-- Opening Marker --

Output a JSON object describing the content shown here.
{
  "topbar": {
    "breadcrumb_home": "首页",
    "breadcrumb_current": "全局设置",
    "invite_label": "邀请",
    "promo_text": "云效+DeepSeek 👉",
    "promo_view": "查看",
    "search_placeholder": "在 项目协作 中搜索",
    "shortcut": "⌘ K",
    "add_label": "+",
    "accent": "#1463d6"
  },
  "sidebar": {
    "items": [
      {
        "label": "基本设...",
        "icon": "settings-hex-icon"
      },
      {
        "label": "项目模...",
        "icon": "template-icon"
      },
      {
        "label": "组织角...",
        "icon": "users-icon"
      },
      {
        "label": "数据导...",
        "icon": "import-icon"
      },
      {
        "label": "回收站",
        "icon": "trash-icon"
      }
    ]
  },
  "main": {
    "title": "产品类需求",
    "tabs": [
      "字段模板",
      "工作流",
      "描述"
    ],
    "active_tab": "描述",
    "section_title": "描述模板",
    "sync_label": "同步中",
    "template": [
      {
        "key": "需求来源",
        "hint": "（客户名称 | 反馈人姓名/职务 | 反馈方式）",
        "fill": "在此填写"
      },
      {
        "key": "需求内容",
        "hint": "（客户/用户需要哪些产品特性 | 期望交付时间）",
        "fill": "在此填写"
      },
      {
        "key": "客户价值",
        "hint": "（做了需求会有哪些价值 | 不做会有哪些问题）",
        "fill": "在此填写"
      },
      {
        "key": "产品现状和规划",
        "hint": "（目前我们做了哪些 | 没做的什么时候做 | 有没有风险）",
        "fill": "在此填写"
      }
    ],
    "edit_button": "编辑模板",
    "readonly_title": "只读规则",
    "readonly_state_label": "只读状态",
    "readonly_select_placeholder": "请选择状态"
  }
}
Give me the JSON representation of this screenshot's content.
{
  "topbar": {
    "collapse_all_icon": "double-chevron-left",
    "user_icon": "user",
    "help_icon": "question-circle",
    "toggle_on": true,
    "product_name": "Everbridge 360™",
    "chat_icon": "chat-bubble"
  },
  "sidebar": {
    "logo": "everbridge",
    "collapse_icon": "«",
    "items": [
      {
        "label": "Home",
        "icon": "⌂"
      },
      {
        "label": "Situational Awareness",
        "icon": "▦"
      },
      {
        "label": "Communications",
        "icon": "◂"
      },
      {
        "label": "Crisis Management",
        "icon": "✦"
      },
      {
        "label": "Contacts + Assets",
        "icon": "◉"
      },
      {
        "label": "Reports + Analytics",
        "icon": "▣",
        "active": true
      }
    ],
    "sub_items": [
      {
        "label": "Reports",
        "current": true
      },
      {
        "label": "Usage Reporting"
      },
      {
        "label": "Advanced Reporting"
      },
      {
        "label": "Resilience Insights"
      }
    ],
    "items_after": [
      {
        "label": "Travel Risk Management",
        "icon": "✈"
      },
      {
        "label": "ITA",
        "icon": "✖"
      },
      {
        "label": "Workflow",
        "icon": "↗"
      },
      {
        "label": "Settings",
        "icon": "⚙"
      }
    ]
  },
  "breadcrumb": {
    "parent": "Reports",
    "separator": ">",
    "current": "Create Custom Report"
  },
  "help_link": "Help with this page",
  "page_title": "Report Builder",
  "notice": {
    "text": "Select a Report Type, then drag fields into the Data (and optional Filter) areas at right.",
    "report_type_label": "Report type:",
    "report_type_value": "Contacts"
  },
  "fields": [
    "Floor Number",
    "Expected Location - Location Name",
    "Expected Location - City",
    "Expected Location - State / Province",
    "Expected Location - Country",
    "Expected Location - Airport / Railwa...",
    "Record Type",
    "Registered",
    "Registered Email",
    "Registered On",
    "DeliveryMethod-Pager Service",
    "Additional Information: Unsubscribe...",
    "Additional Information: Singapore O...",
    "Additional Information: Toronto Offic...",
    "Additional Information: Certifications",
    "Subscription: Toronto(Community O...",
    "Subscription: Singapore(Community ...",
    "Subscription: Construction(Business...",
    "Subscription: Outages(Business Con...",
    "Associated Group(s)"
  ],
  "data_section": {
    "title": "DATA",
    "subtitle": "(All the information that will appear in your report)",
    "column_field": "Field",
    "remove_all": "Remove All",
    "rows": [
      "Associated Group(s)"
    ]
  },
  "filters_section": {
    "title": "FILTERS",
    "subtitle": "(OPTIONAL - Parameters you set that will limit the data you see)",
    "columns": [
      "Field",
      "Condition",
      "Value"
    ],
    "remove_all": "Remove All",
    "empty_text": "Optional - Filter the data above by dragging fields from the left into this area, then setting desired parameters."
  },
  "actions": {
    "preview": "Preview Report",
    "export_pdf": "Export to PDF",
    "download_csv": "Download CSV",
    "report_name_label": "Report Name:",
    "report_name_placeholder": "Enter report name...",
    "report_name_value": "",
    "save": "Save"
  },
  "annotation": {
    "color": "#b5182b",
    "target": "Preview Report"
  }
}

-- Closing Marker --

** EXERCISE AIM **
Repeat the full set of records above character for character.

** WORKED SOLUTION **
Output a JSON object describing the content shown here.
{
  "topbar": {
    "breadcrumb_home": "首页",
    "breadcrumb_current": "全局设置",
    "invite_label": "邀请",
    "promo_text": "云效+DeepSeek 👉",
    "promo_view": "查看",
    "search_placeholder": "在 项目协作 中搜索",
    "shortcut": "⌘ K",
    "add_label": "+",
    "accent": "#1463d6"
  },
  "sidebar": {
    "items": [
      {
        "label": "基本设...",
        "icon": "settings-hex-icon"
      },
      {
        "label": "项目模...",
        "icon": "template-icon"
      },
      {
        "label": "组织角...",
        "icon": "users-icon"
      },
      {
        "label": "数据导...",
        "icon": "import-icon"
      },
      {
        "label": "回收站",
        "icon": "trash-icon"
      }
    ]
  },
  "main": {
    "title": "产品类需求",
    "tabs": [
      "字段模板",
      "工作流",
      "描述"
    ],
    "active_tab": "描述",
    "section_title": "描述模板",
    "sync_label": "同步中",
    "template": [
      {
        "key": "需求来源",
        "hint": "（客户名称 | 反馈人姓名/职务 | 反馈方式）",
        "fill": "在此填写"
      },
      {
        "key": "需求内容",
        "hint": "（客户/用户需要哪些产品特性 | 期望交付时间）",
        "fill": "在此填写"
      },
      {
        "key": "客户价值",
        "hint": "（做了需求会有哪些价值 | 不做会有哪些问题）",
        "fill": "在此填写"
      },
      {
        "key": "产品现状和规划",
        "hint": "（目前我们做了哪些 | 没做的什么时候做 | 有没有风险）",
        "fill": "在此填写"
      }
    ],
    "edit_button": "编辑模板",
    "readonly_title": "只读规则",
    "readonly_state_label": "只读状态",
    "readonly_select_placeholder": "请选择状态"
  }
}
Give me the JSON representation of this screenshot's content.
{
  "topbar": {
    "collapse_all_icon": "double-chevron-left",
    "user_icon": "user",
    "help_icon": "question-circle",
    "toggle_on": true,
    "product_name": "Everbridge 360™",
    "chat_icon": "chat-bubble"
  },
  "sidebar": {
    "logo": "everbridge",
    "collapse_icon": "«",
    "items": [
      {
        "label": "Home",
        "icon": "⌂"
      },
      {
        "label": "Situational Awareness",
        "icon": "▦"
      },
      {
        "label": "Communications",
        "icon": "◂"
      },
      {
        "label": "Crisis Management",
        "icon": "✦"
      },
      {
        "label": "Contacts + Assets",
        "icon": "◉"
      },
      {
        "label": "Reports + Analytics",
        "icon": "▣",
        "active": true
      }
    ],
    "sub_items": [
      {
        "label": "Reports",
        "current": true
      },
      {
        "label": "Usage Reporting"
      },
      {
        "label": "Advanced Reporting"
      },
      {
        "label": "Resilience Insights"
      }
    ],
    "items_after": [
      {
        "label": "Travel Risk Management",
        "icon": "✈"
      },
      {
        "label": "ITA",
        "icon": "✖"
      },
      {
        "label": "Workflow",
        "icon": "↗"
      },
      {
        "label": "Settings",
        "icon": "⚙"
      }
    ]
  },
  "breadcrumb": {
    "parent": "Reports",
    "separator": ">",
    "current": "Create Custom Report"
  },
  "help_link": "Help with this page",
  "page_title": "Report Builder",
  "notice": {
    "text": "Select a Report Type, then drag fields into the Data (and optional Filter) areas at right.",
    "report_type_label": "Report type:",
    "report_type_value": "Contacts"
  },
  "fields": [
    "Floor Number",
    "Expected Location - Location Name",
    "Expected Location - City",
    "Expected Location - State / Province",
    "Expected Location - Country",
    "Expected Location - Airport / Railwa...",
    "Record Type",
    "Registered",
    "Registered Email",
    "Registered On",
    "DeliveryMethod-Pager Service",
    "Additional Information: Unsubscribe...",
    "Additional Information: Singapore O...",
    "Additional Information: Toronto Offic...",
    "Additional Information: Certifications",
    "Subscription: Toronto(Community O...",
    "Subscription: Singapore(Community ...",
    "Subscription: Construction(Business...",
    "Subscription: Outages(Business Con...",
    "Associated Group(s)"
  ],
  "data_section": {
    "title": "DATA",
    "subtitle": "(All the information that will appear in your report)",
    "column_field": "Field",
    "remove_all": "Remove All",
    "rows": [
      "Associated Group(s)"
    ]
  },
  "filters_section": {
    "title": "FILTERS",
    "subtitle": "(OPTIONAL - Parameters you set that will limit the data you see)",
    "columns": [
      "Field",
      "Condition",
      "Value"
    ],
    "remove_all": "Remove All",
    "empty_text": "Optional - Filter the data above by dragging fields from the left into this area, then setting desired parameters."
  },
  "actions": {
    "preview": "Preview Report",
    "export_pdf": "Export to PDF",
    "download_csv": "Download CSV",
    "report_name_label": "Report Name:",
    "report_name_placeholder": "Enter report name...",
    "report_name_value": "",
    "save": "Save"
  },
  "annotation": {
    "color": "#b5182b",
    "target": "Preview Report"
  }
}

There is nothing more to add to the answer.